This study emphasizes that zebrafish housed with enrichment or exposed to regular chasing develop reduced anxiety reactivity and have superior learning. In addition, fish performed more accurately in a maze when housed with a combination of enrichment and chasing, but this effect was reversed in fish from plain tanks, suggesting that enrichment is important in enhancing learning. Given the growing use of zebrafish as models for neurobehavioural research, there is a need to understand how different housing and rearing methods influence both brain and behaviour . The results we report here suggest these effects may not be straight forward, particularly when different kinds of rearing experience are combined.
This research complied with all requirements of the animal care and use protocols of the Pennsylvania State University; IACUC no. 36902.
All raw data datasets associated with this study are lodged with the Dryad database, file: DATASET_DePasquale. Cairsty et al. http://dx.doi.org/10.5061/dryad.66216.
C.D. participated in the design of the study, carried out behavioural work, MRI data collection, data analysis and prepared the manuscript; T.N. collected MRI data; A.M.H. collected behavioural data; V.A.B. conceived, designed and coordinated the study and prepared the manuscript. All authors gave final approval for publication.
We declare we have no competing interests.
This work was supported by the Fisheries Society of the British Isles, Pennsylvania State University and USDA grant AES 4558.
We thank Peggy Hubley of the Jack Gittlen Cancer Research Foundation, College of Medicine, Hershey for supply and guidance with zebrafish embryo maintenance. We also acknowledge Aileend Tinjar for help collecting data.
- Received November 1, 2015.
- Accepted January 7, 2016.
- © 2016 The Authors.
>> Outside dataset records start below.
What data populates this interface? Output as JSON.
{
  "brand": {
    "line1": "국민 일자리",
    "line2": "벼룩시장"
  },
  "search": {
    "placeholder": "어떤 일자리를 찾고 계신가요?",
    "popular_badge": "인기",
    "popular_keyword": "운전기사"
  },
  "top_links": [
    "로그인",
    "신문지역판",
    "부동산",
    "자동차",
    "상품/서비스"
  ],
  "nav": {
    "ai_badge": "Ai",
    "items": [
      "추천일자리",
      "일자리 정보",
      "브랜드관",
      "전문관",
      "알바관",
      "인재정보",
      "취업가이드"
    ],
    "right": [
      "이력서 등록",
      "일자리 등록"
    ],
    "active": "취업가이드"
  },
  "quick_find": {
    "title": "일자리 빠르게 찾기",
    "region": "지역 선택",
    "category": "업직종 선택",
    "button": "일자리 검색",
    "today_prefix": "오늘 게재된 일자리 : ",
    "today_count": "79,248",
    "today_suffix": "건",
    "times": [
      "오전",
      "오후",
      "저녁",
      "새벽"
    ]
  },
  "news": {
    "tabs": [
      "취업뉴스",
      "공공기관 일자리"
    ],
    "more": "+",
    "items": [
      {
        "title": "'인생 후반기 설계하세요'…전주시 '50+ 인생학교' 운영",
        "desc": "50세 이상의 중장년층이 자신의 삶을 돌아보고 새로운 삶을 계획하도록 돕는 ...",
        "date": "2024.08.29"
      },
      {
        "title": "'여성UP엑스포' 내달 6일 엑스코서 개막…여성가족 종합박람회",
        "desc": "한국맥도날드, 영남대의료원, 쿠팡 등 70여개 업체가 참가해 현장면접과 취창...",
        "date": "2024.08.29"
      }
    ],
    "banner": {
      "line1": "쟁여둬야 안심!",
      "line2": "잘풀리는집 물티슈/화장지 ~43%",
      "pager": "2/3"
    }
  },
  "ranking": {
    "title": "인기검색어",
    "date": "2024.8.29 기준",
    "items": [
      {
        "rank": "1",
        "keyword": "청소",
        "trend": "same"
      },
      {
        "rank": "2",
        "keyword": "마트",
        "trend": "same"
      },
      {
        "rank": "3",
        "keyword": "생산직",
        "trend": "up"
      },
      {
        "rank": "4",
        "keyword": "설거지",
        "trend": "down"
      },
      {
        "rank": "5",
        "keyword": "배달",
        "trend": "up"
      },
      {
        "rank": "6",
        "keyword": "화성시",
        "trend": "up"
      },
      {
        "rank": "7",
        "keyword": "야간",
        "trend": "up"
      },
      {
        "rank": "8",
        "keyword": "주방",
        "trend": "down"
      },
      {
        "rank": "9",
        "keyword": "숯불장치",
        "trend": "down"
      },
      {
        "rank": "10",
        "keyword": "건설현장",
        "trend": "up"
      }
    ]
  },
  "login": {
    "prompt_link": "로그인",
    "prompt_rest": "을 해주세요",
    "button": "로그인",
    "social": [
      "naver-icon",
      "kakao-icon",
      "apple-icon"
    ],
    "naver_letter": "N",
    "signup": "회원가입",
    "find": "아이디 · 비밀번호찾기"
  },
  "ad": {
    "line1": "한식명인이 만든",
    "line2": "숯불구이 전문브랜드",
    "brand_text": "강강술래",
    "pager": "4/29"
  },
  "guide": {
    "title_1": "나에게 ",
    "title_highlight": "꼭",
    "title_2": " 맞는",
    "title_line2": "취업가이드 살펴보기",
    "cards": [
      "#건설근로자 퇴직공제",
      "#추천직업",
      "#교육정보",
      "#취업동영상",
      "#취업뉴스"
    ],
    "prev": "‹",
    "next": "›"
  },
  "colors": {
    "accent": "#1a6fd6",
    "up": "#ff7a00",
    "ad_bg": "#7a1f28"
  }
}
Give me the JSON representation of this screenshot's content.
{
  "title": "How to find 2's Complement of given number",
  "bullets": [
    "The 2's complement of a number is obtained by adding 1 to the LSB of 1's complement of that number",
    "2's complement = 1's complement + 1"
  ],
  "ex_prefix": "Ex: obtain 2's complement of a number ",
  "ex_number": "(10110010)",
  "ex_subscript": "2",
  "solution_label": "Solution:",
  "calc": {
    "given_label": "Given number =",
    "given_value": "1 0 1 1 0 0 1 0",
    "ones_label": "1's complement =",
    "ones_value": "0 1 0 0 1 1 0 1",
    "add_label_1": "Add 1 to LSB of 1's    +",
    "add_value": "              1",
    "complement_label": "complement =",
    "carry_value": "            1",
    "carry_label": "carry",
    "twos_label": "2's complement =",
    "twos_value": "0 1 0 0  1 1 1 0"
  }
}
© 2016 The Authors. Published by the Royal Society under the terms of the Creative Commons Attribution License http://creativecommons.org/licenses/by/4.0/, which permits unrestricted use, provided the original author and source are credited.